But the boy’s response – which his teachers don’t want to hear – points up society’s double standards – “It’s out there. I didn’t send him to illegal sites. I didn’t tell him things that weren’t true. It’s out there. It’s not made by me, I didn’t invent this stuff. You made all this, you made this world then I’m punished for living in it?”
Good casting, especially for the central characters. Ben Baeza is dark haired, slightly stocky. He plays Moritz as anxious, preoccupied, rather central European. David Fenne as Melchior is by contrast taller, with longish fair hair, almost blonde, and an athletic looking physique. He looks rather Aryan, or like an English public schoolboy. (who remembers the rebellious teenage character from ‘If’, on the school roof with his machine gun?). Rebecca Elizabeth was a tragic Wendla – an innocent being pushed into adulthood too young; wanting so, so much to believe her mother’s lies and evasions, and ultimately paying the price
I mentioned Brecht and Wedekind earlier as sounding a bit – stiff.
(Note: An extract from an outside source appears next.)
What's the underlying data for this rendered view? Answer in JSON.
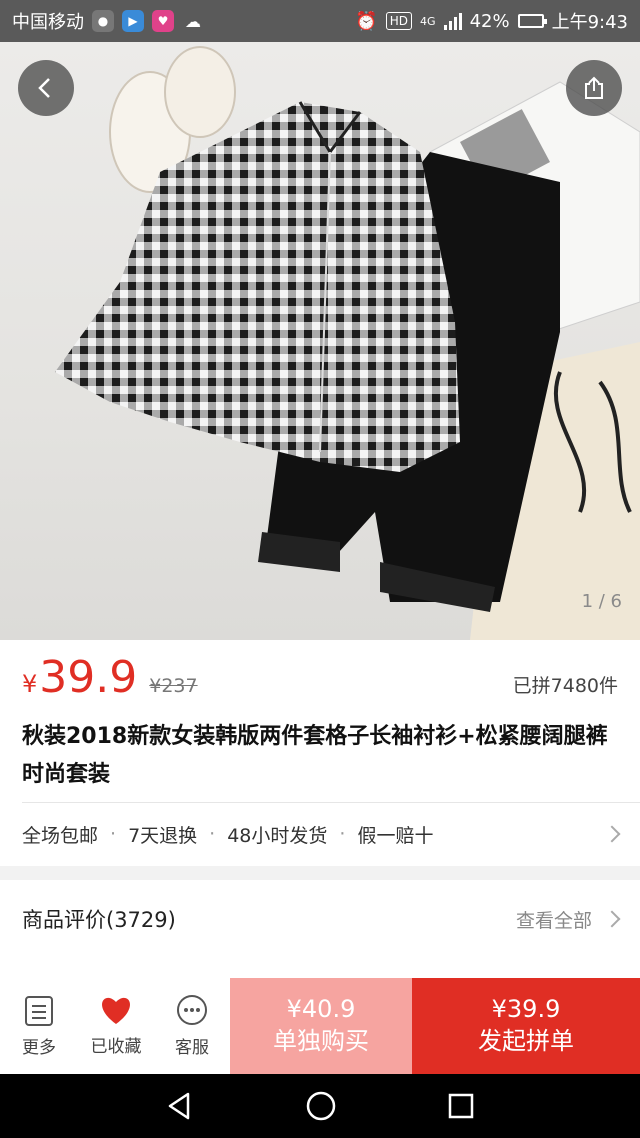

That’s not a word you could use for this production. This production is high-energy theatre from start to finish. Angry theatre. In-your-face theatre. I-can’t-believe-he’s-doing-that theatre.
Near the start the class are on a visit to an art gallery. We hear the gallery art historian’s explanation – “to the left now there is Palma Vecchio’s Venus, painted in 1520 … nudes, in particular those painted under the guise of mythological figures had become a popular subject during the Italian Renaissance”. But the monologue gets hijacked – “… from the lighter brush strokes around the vagina we can discern that Venus’ pussy is in fact wet. It’s fucking glistening, viewer”. As we hear all this, we’re watching Hans sitting on a chair in his white underpants, masturbating furiously with what’s obviously an enormous erection. He’s in the gallery lavatory gazing at an illustrated art catalogue. Edd Berridge plays Hans with a manic intensity, and it’s a wonderful swipe at the pretensions of a lot of art history. There’s nothing stiff (well, not much) about this performance …
Later Berridge changes role to become Mr Sonnestisch, the unforgiving teacher who condemns Melchior. He plays the teacher completely straight, upholding morality, but we can’t help remembering that Sonnestisch himself was probably in that gallery lavatory, years ago. Maybe it’s the repression of that memory that’s making him so unforgiving now.
Very competent staging. Imaginative lighting helped convey mood, and provided a route into the afterlife for the two who die. One of my favourite moments was when Rosanna Bini as Ilse was talking late at night on Skype. She sat cross-legged on the floor with her laptop open in front of her, and the screen light cast an enormous shadow of her onto the back wall. She was here, but also there. Real, but also a fleeting, insubstantial image. It illustrated the internet perfectly.
It illustrated Conor Baum’s skill as a director, too. As they did in ‘Gertrude – The Cry’, the company manage to create a credible reality out of just a bare room and a few chairs. In the last scene the actors came on in their white underwear again. They stood along the walls and became gravestones in a cemetery. Because the actors believed in the graveyard, we as an audience chose to believe in it as well, and so the graveyard rose up before us. The magic of theatre never ceases to astound me.